• Supplied entries:
══════

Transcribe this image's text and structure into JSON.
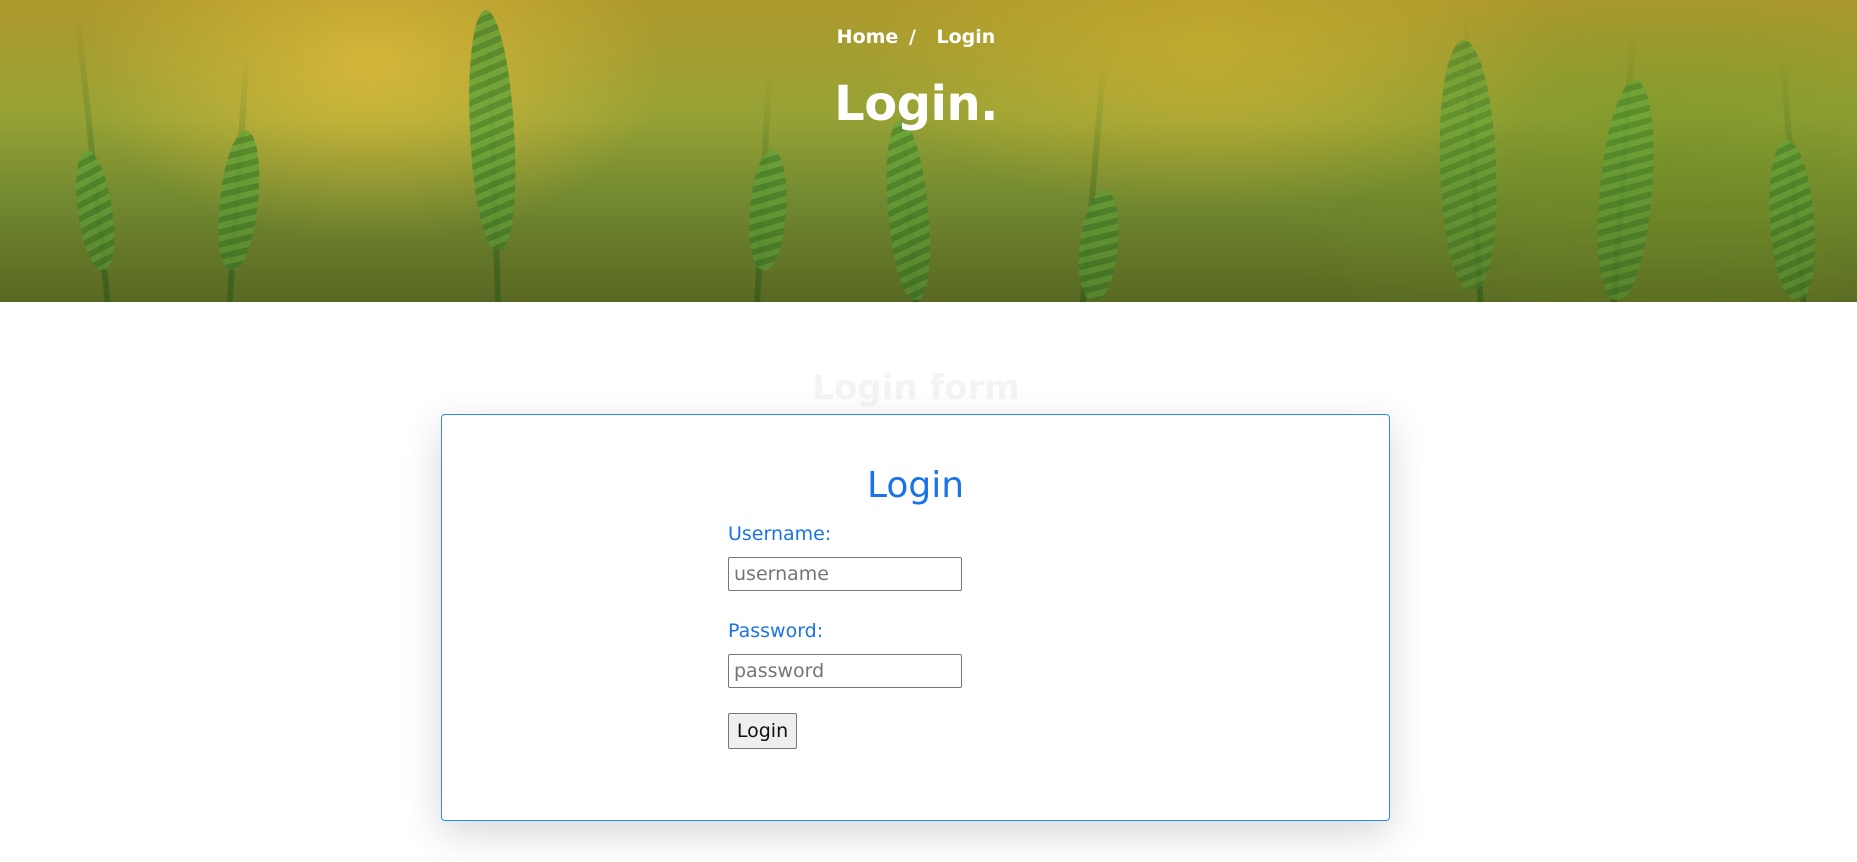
{
  "header": {
    "breadcrumb": {
      "home": "Home",
      "separator": "/",
      "current": "Login"
    },
    "title": "Login."
  },
  "section": {
    "heading": "Login form"
  },
  "login_card": {
    "title": "Login",
    "username": {
      "label": "Username:",
      "placeholder": "username",
      "value": ""
    },
    "password": {
      "label": "Password:",
      "placeholder": "password",
      "value": ""
    },
    "submit_label": "Login"
  },
  "colors": {
    "accent": "#1a73e8",
    "card_border": "#2d8cf0"
  }
}
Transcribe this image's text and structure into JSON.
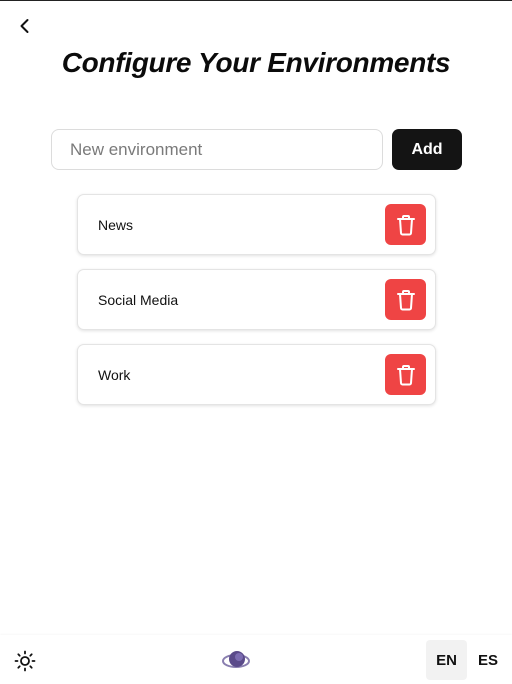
{
  "header": {
    "back_icon": "chevron-left-icon",
    "title": "Configure Your Environments"
  },
  "add_form": {
    "input_value": "",
    "input_placeholder": "New environment",
    "add_label": "Add"
  },
  "environments": [
    {
      "name": "News",
      "delete_icon": "trash-icon"
    },
    {
      "name": "Social Media",
      "delete_icon": "trash-icon"
    },
    {
      "name": "Work",
      "delete_icon": "trash-icon"
    }
  ],
  "footer": {
    "theme_icon": "sun-icon",
    "logo_icon": "app-logo-icon",
    "languages": [
      {
        "code": "EN",
        "selected": true
      },
      {
        "code": "ES",
        "selected": false
      }
    ]
  },
  "colors": {
    "delete": "#ef4444",
    "add_button": "#141414",
    "logo": "#5b4b8a",
    "selected_lang_bg": "#f2f2f2"
  }
}
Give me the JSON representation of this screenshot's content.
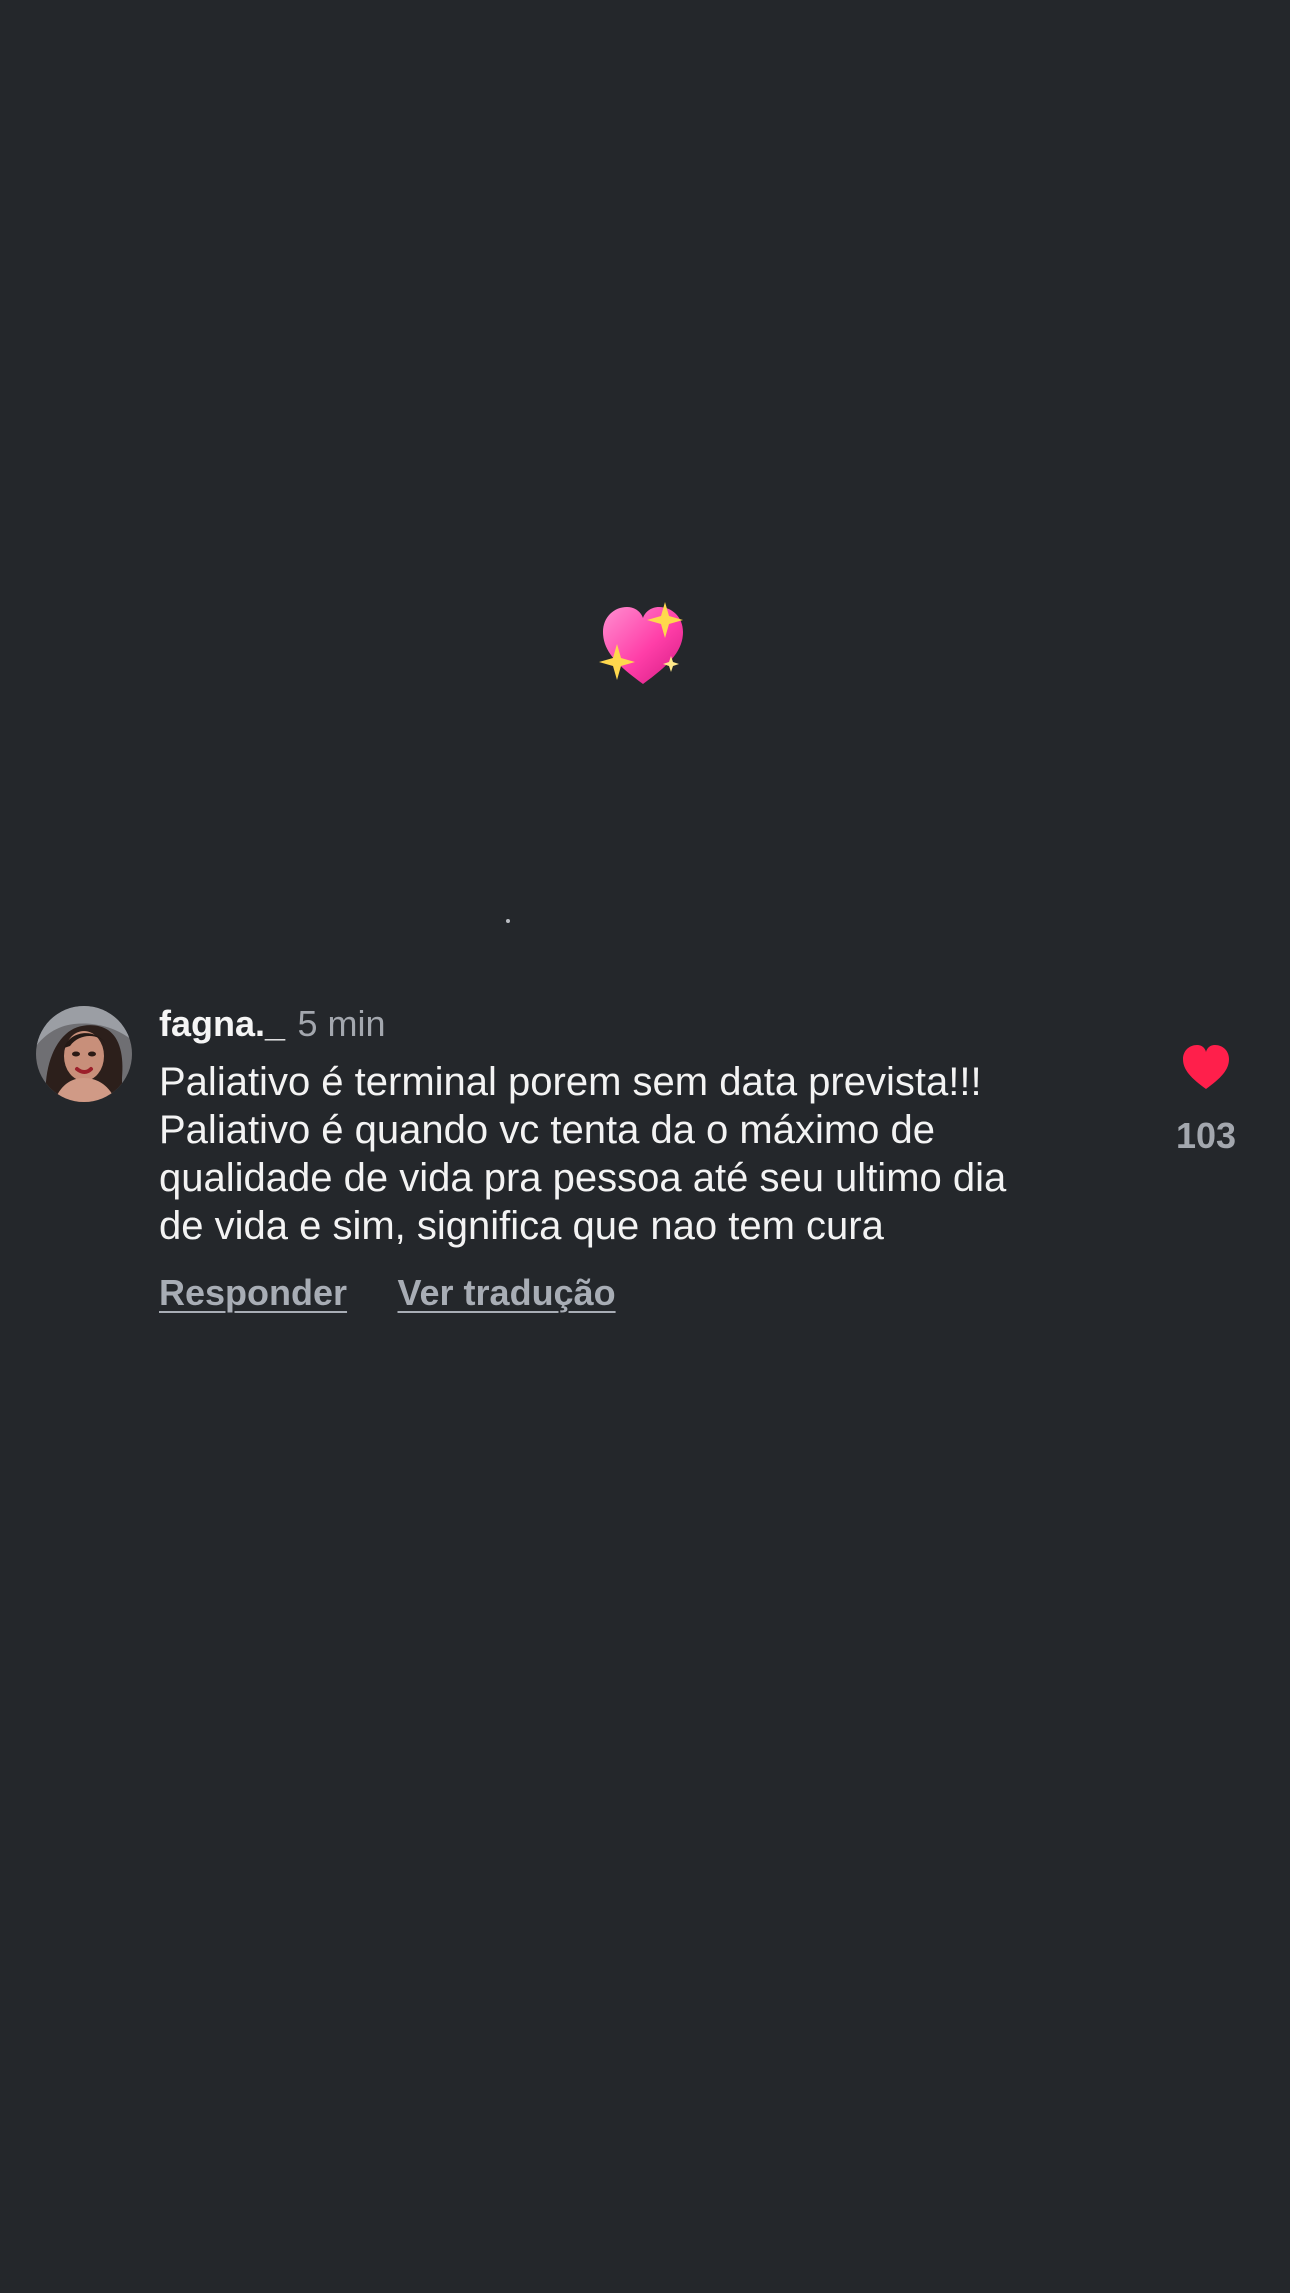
{
  "center_emoji": {
    "name": "sparkling-heart-icon"
  },
  "comment": {
    "username": "fagna._",
    "time": "5 min",
    "text_lines": [
      "Paliativo é terminal porem sem data prevista!!!",
      "Paliativo é quando vc tenta da o máximo de",
      "qualidade de vida pra pessoa até seu ultimo dia",
      "de vida e sim, significa que nao tem cura"
    ],
    "actions": {
      "reply": "Responder",
      "translate": "Ver tradução"
    },
    "likes": {
      "count": "103",
      "icon": "heart-icon",
      "color": "#ff1f4b"
    }
  }
}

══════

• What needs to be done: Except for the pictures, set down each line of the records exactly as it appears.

• Solution:
Transcribe this image's text and structure into JSON.
{
  "header": {
    "breadcrumb": {
      "home": "Home",
      "separator": "/",
      "current": "Login"
    },
    "title": "Login."
  },
  "section": {
    "heading": "Login form"
  },
  "login_card": {
    "title": "Login",
    "username": {
      "label": "Username:",
      "placeholder": "username",
      "value": ""
    },
    "password": {
      "label": "Password:",
      "placeholder": "password",
      "value": ""
    },
    "submit_label": "Login"
  },
  "colors": {
    "accent": "#1a73e8",
    "card_border": "#2d8cf0"
  }
}
Transcribe this image's text and structure into JSON.
{
  "header": {
    "back_icon": "chevron-left-icon",
    "title": "Configure Your Environments"
  },
  "add_form": {
    "input_value": "",
    "input_placeholder": "New environment",
    "add_label": "Add"
  },
  "environments": [
    {
      "name": "News",
      "delete_icon": "trash-icon"
    },
    {
      "name": "Social Media",
      "delete_icon": "trash-icon"
    },
    {
      "name": "Work",
      "delete_icon": "trash-icon"
    }
  ],
  "footer": {
    "theme_icon": "sun-icon",
    "logo_icon": "app-logo-icon",
    "languages": [
      {
        "code": "EN",
        "selected": true
      },
      {
        "code": "ES",
        "selected": false
      }
    ]
  },
  "colors": {
    "delete": "#ef4444",
    "add_button": "#141414",
    "logo": "#5b4b8a",
    "selected_lang_bg": "#f2f2f2"
  }
}
Give me the JSON representation of this screenshot's content.
{
  "center_emoji": {
    "name": "sparkling-heart-icon"
  },
  "comment": {
    "username": "fagna._",
    "time": "5 min",
    "text_lines": [
      "Paliativo é terminal porem sem data prevista!!!",
      "Paliativo é quando vc tenta da o máximo de",
      "qualidade de vida pra pessoa até seu ultimo dia",
      "de vida e sim, significa que nao tem cura"
    ],
    "actions": {
      "reply": "Responder",
      "translate": "Ver tradução"
    },
    "likes": {
      "count": "103",
      "icon": "heart-icon",
      "color": "#ff1f4b"
    }
  }
}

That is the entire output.